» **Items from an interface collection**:

========================

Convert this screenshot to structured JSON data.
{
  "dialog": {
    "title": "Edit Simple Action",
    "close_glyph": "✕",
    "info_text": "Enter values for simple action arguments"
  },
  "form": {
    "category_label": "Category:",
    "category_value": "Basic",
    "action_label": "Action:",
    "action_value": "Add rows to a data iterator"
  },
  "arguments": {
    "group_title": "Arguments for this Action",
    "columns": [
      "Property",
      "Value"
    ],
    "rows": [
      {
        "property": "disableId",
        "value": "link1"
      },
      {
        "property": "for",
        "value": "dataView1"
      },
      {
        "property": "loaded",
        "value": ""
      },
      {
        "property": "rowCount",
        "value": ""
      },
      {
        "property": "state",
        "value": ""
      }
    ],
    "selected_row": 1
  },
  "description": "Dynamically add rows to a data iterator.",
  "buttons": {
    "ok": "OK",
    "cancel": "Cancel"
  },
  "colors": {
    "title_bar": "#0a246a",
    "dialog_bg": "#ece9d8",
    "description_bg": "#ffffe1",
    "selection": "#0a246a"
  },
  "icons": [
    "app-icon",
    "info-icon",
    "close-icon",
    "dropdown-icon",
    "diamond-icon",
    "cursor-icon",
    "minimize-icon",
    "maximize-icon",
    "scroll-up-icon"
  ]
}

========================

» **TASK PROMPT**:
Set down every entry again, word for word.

» **RESPONSE TO THIS TASK**:
Convert this screenshot to structured JSON data.
{
  "dialog": {
    "title": "Edit Simple Action",
    "close_glyph": "✕",
    "info_text": "Enter values for simple action arguments"
  },
  "form": {
    "category_label": "Category:",
    "category_value": "Basic",
    "action_label": "Action:",
    "action_value": "Add rows to a data iterator"
  },
  "arguments": {
    "group_title": "Arguments for this Action",
    "columns": [
      "Property",
      "Value"
    ],
    "rows": [
      {
        "property": "disableId",
        "value": "link1"
      },
      {
        "property": "for",
        "value": "dataView1"
      },
      {
        "property": "loaded",
        "value": ""
      },
      {
        "property": "rowCount",
        "value": ""
      },
      {
        "property": "state",
        "value": ""
      }
    ],
    "selected_row": 1
  },
  "description": "Dynamically add rows to a data iterator.",
  "buttons": {
    "ok": "OK",
    "cancel": "Cancel"
  },
  "colors": {
    "title_bar": "#0a246a",
    "dialog_bg": "#ece9d8",
    "description_bg": "#ffffe1",
    "selection": "#0a246a"
  },
  "icons": [
    "app-icon",
    "info-icon",
    "close-icon",
    "dropdown-icon",
    "diamond-icon",
    "cursor-icon",
    "minimize-icon",
    "maximize-icon",
    "scroll-up-icon"
  ]
}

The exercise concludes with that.